Kiss bassist Gene Simmons has asked where the next great bands might come from, pointing to the nature of the modern music scene as a reason for what he sees as a lack of great modern bands.
While Simmons says he’s a fan of modern day pop stars like Taylor Swift and Katy Perry, he suggests that their longevity will not match that of the great artists, also commenting on the ‘10,000 hour’ concept for full expertise in an area.
Speaking to New Zealand radio station ‘The Sound’, Simmons says:
“The next Kiss or the next Beatles or whoever it is is not gonna come along, because there is no infrastructure.

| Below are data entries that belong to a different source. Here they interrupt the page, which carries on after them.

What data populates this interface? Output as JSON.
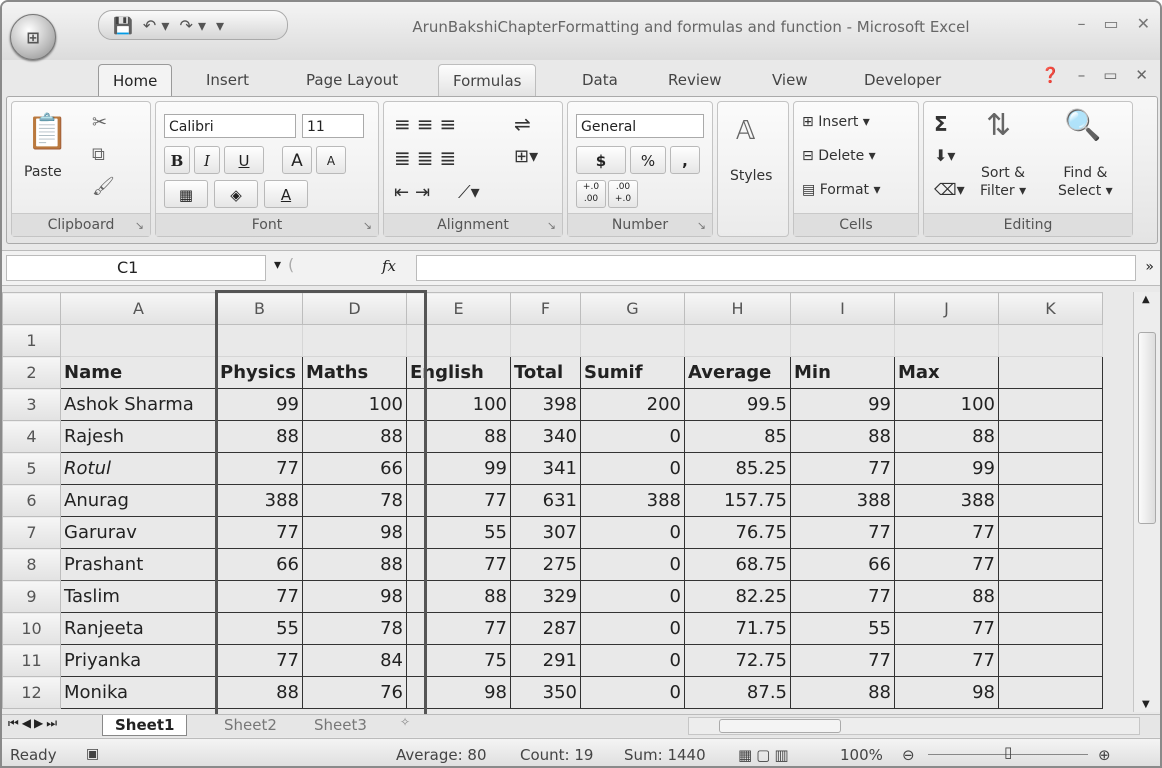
{
  "window": {
    "title": "ArunBakshiChapterFormatting and formulas and function - Microsoft Excel",
    "office_button": "Office",
    "qat_icons": [
      "save-icon",
      "undo-icon",
      "redo-icon",
      "customize-icon"
    ]
  },
  "tabs": [
    "Home",
    "Insert",
    "Page Layout",
    "Formulas",
    "Data",
    "Review",
    "View",
    "Developer"
  ],
  "ribbon": {
    "clipboard": {
      "label": "Clipboard",
      "paste": "Paste"
    },
    "font": {
      "label": "Font",
      "name": "Calibri",
      "size": "11",
      "bold": "B",
      "italic": "I",
      "underline": "U",
      "grow": "A",
      "shrink": "A",
      "color": "A"
    },
    "alignment": {
      "label": "Alignment"
    },
    "number": {
      "label": "Number",
      "format": "General",
      "currency": "$",
      "percent": "%",
      "comma": ",",
      "inc_dec": "+.0 .00",
      "dec_dec": ".00 +.0"
    },
    "styles": {
      "label": "Styles"
    },
    "cells": {
      "label": "Cells",
      "insert": "Insert",
      "delete": "Delete",
      "format": "Format"
    },
    "editing": {
      "label": "Editing",
      "sigma": "Σ",
      "sort": "Sort &",
      "sort2": "Filter",
      "find": "Find &",
      "find2": "Select"
    }
  },
  "formula_bar": {
    "name_box": "C1",
    "fx": "fx",
    "value": ""
  },
  "columns": [
    "A",
    "B",
    "D",
    "E",
    "F",
    "G",
    "H",
    "I",
    "J",
    "K"
  ],
  "rows": [
    {
      "n": "1",
      "cells": [
        "",
        "",
        "",
        "",
        "",
        "",
        "",
        "",
        "",
        ""
      ]
    },
    {
      "n": "2",
      "cells": [
        "Name",
        "Physics",
        "Maths",
        "English",
        "Total",
        "Sumif",
        "Average",
        "Min",
        "Max",
        ""
      ]
    },
    {
      "n": "3",
      "cells": [
        "Ashok Sharma",
        "99",
        "100",
        "100",
        "398",
        "200",
        "99.5",
        "99",
        "100",
        ""
      ]
    },
    {
      "n": "4",
      "cells": [
        "Rajesh",
        "88",
        "88",
        "88",
        "340",
        "0",
        "85",
        "88",
        "88",
        ""
      ]
    },
    {
      "n": "5",
      "cells": [
        "Rotul",
        "77",
        "66",
        "99",
        "341",
        "0",
        "85.25",
        "77",
        "99",
        ""
      ]
    },
    {
      "n": "6",
      "cells": [
        "Anurag",
        "388",
        "78",
        "77",
        "631",
        "388",
        "157.75",
        "388",
        "388",
        ""
      ]
    },
    {
      "n": "7",
      "cells": [
        "Garurav",
        "77",
        "98",
        "55",
        "307",
        "0",
        "76.75",
        "77",
        "77",
        ""
      ]
    },
    {
      "n": "8",
      "cells": [
        "Prashant",
        "66",
        "88",
        "77",
        "275",
        "0",
        "68.75",
        "66",
        "77",
        ""
      ]
    },
    {
      "n": "9",
      "cells": [
        "Taslim",
        "77",
        "98",
        "88",
        "329",
        "0",
        "82.25",
        "77",
        "88",
        ""
      ]
    },
    {
      "n": "10",
      "cells": [
        "Ranjeeta",
        "55",
        "78",
        "77",
        "287",
        "0",
        "71.75",
        "55",
        "77",
        ""
      ]
    },
    {
      "n": "11",
      "cells": [
        "Priyanka",
        "77",
        "84",
        "75",
        "291",
        "0",
        "72.75",
        "77",
        "77",
        ""
      ]
    },
    {
      "n": "12",
      "cells": [
        "Monika",
        "88",
        "76",
        "98",
        "350",
        "0",
        "87.5",
        "88",
        "98",
        ""
      ]
    }
  ],
  "sheet_tabs": [
    "Sheet1",
    "Sheet2",
    "Sheet3"
  ],
  "status": {
    "ready": "Ready",
    "average": "Average: 80",
    "count": "Count: 19",
    "sum": "Sum: 1440",
    "zoom": "100%"
  }
}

Here, let’s play a game. From 1958 until 1988 is thirty years. What have we got? We have Elvis Presley, The Beatles, The Stones, Jimi Hendrix, the biggest bands of all time. And then in disco, you had Madonna, Donna Summer, all that. The biggest of all. And then in pop, you had Michael Jackson, The Jackson 5, all that stuff… and U2. And in heavy metal, you had Metallica and Iron Maiden and all that stuff. And Prince and all that.”

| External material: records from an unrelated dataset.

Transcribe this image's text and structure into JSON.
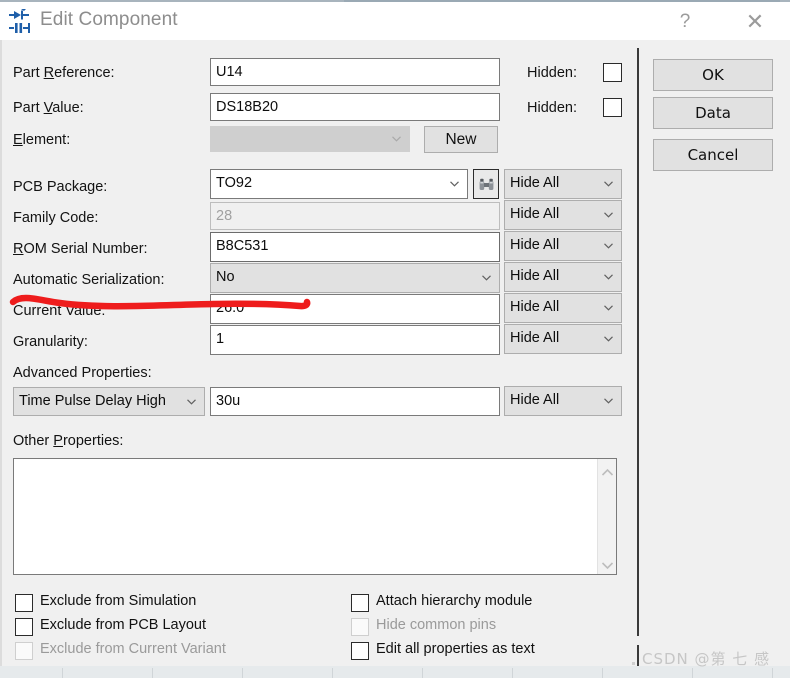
{
  "window": {
    "title": "Edit Component",
    "icon": "component-diode-icon",
    "help_label": "?",
    "close_label": "✕"
  },
  "form": {
    "rows": [
      {
        "label_pre": "Part ",
        "label_mnemonic": "R",
        "label_post": "eference:",
        "value": "U14",
        "control": "text"
      },
      {
        "label_pre": "Part ",
        "label_mnemonic": "V",
        "label_post": "alue:",
        "value": "DS18B20",
        "control": "text"
      },
      {
        "label_pre": "",
        "label_mnemonic": "E",
        "label_post": "lement:",
        "value": "",
        "control": "combo-disabled"
      },
      {
        "label_pre": "PCB Package:",
        "label_mnemonic": "",
        "label_post": "",
        "value": "TO92",
        "control": "combo-white"
      },
      {
        "label_pre": "Family Code:",
        "label_mnemonic": "",
        "label_post": "",
        "value": "28",
        "control": "text-readonly"
      },
      {
        "label_pre": "",
        "label_mnemonic": "R",
        "label_post": "OM Serial Number:",
        "value": "B8C531",
        "control": "text"
      },
      {
        "label_pre": "Automatic Serialization:",
        "label_mnemonic": "",
        "label_post": "",
        "value": "No",
        "control": "combo"
      },
      {
        "label_pre": "Current Value:",
        "label_mnemonic": "",
        "label_post": "",
        "value": "26.0",
        "control": "text"
      },
      {
        "label_pre": "Granularity:",
        "label_mnemonic": "",
        "label_post": "",
        "value": "1",
        "control": "text"
      }
    ],
    "hidden_label": "Hidden:",
    "new_button": "New",
    "search_icon": "binoculars-icon",
    "hide_all_label": "Hide All",
    "hide_all_count": 7,
    "advanced_properties_label": "Advanced Properties:",
    "advanced_property_name": "Time Pulse Delay High",
    "advanced_property_value": "30u",
    "other_properties_pre": "Other ",
    "other_properties_mnemonic": "P",
    "other_properties_post": "roperties:",
    "other_properties_value": ""
  },
  "buttons": {
    "ok": "OK",
    "data": "Data",
    "cancel": "Cancel"
  },
  "checkboxes": {
    "left": [
      {
        "label": "Exclude from Simulation",
        "checked": false,
        "disabled": false
      },
      {
        "label": "Exclude from PCB Layout",
        "checked": false,
        "disabled": false
      },
      {
        "label": "Exclude from Current Variant",
        "checked": false,
        "disabled": true
      }
    ],
    "right": [
      {
        "label": "Attach hierarchy module",
        "checked": false,
        "disabled": false
      },
      {
        "label": "Hide common pins",
        "checked": false,
        "disabled": true
      },
      {
        "label": "Edit all properties as text",
        "checked": false,
        "disabled": false
      }
    ]
  },
  "watermark": "CSDN @第 七 感",
  "colors": {
    "dialog_bg": "#f0f0f0",
    "titlebar_bg": "#ffffff",
    "title_text": "#8d8d8d",
    "field_border": "#7a7a7a",
    "combo_bg": "#e1e1e1",
    "annotation_red": "#ee1c1c",
    "accent_blue": "#1f5fa9"
  }
}
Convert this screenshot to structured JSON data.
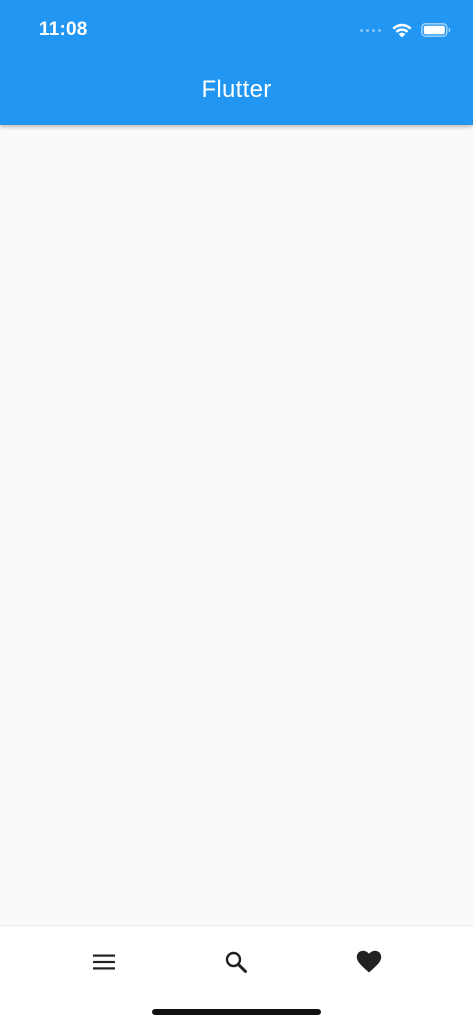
{
  "status_bar": {
    "time": "11:08",
    "icons": [
      "signal-dots-icon",
      "wifi-icon",
      "battery-icon"
    ]
  },
  "app_bar": {
    "title": "Flutter",
    "color": "#2196f3"
  },
  "bottom_nav": {
    "items": [
      {
        "icon": "menu-icon"
      },
      {
        "icon": "search-icon"
      },
      {
        "icon": "heart-icon"
      }
    ],
    "icon_color": "#212121"
  }
}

“From 1988 until today… give me the new Beatles and the new Stones. Give me just one. You can’t. Rock is dead. And the reason for that? Downloading and filesharing. When you stop charging for things, it becomes worthless. And there’s gonna have to be a business model that’s gonna have to change. ‘Cause there are great bands out there, but there’s no support system.”

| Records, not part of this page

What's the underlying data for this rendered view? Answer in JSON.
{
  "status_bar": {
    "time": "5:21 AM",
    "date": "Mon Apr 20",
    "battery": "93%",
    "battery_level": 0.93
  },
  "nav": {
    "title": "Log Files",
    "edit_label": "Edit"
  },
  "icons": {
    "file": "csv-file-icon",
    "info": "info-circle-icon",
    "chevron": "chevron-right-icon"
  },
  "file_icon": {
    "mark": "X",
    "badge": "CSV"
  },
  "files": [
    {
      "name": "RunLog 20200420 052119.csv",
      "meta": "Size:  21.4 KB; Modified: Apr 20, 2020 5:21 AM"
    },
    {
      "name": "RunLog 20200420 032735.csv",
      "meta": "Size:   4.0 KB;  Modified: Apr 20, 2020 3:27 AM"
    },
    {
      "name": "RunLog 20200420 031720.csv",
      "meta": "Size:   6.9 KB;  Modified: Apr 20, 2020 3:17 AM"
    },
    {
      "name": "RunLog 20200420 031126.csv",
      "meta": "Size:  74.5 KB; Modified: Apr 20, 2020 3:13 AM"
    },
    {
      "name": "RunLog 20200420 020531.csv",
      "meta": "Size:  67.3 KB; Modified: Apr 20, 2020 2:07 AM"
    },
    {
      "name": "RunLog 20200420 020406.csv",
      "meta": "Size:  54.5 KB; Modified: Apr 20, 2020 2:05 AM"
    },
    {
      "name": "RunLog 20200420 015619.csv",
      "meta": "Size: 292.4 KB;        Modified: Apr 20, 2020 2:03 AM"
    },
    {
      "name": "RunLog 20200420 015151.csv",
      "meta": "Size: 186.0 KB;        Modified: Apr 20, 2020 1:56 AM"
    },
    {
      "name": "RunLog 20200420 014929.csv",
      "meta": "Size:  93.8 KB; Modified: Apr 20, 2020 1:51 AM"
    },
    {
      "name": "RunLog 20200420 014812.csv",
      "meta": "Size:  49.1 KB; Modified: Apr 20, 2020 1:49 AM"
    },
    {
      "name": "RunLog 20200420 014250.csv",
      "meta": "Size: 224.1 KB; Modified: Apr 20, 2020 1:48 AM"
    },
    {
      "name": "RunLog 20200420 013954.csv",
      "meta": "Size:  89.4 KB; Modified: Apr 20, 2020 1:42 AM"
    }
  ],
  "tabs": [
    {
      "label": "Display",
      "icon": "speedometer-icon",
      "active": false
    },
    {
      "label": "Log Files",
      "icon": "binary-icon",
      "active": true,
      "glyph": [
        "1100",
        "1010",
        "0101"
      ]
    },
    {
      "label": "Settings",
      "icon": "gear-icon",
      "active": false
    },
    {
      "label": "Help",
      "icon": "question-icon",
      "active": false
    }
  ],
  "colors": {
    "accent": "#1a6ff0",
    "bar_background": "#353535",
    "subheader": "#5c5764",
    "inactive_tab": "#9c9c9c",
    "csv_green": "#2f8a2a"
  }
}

Simmon also comments on the 10,000 hour concept, adding:
“Before The Beatles went into the studio to become The Beatles, they played clubs for ten thousand hours. That’s years. You have to do something for thousands and thousands of hours before you get any good on it. Nowadays, instant gratification means you can hum in your shower, then wind up on ‘The X Factor’ and you’re on television and you get a recording contract. But almost none of these singers who get recording contracts become huge.”
Simmons has previous on the subject, having said back in June that fans killed the music industry. He said:
“It’s disappointing, because they would prefer not to support a new band… It affects the next great band, who won’t have a chance. Why? Because the talent isn’t out there? It sure is. The fans killed it. They killed the infrastructure.”